SUPPLIED DATA START

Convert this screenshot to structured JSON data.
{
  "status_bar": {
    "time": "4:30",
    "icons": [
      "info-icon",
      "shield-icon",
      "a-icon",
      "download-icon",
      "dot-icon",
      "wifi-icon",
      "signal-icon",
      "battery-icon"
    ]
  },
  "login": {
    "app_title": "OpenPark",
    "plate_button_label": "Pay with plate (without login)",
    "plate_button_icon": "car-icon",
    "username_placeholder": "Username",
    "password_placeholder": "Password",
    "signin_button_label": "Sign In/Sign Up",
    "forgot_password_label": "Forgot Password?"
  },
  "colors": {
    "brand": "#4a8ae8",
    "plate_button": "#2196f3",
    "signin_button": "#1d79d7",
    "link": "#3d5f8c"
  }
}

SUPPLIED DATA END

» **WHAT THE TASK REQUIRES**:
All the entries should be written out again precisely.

» **WRITTEN RESPONSE**:
Convert this screenshot to structured JSON data.
{
  "status_bar": {
    "time": "4:30",
    "icons": [
      "info-icon",
      "shield-icon",
      "a-icon",
      "download-icon",
      "dot-icon",
      "wifi-icon",
      "signal-icon",
      "battery-icon"
    ]
  },
  "login": {
    "app_title": "OpenPark",
    "plate_button_label": "Pay with plate (without login)",
    "plate_button_icon": "car-icon",
    "username_placeholder": "Username",
    "password_placeholder": "Password",
    "signin_button_label": "Sign In/Sign Up",
    "forgot_password_label": "Forgot Password?"
  },
  "colors": {
    "brand": "#4a8ae8",
    "plate_button": "#2196f3",
    "signin_button": "#1d79d7",
    "link": "#3d5f8c"
  }
}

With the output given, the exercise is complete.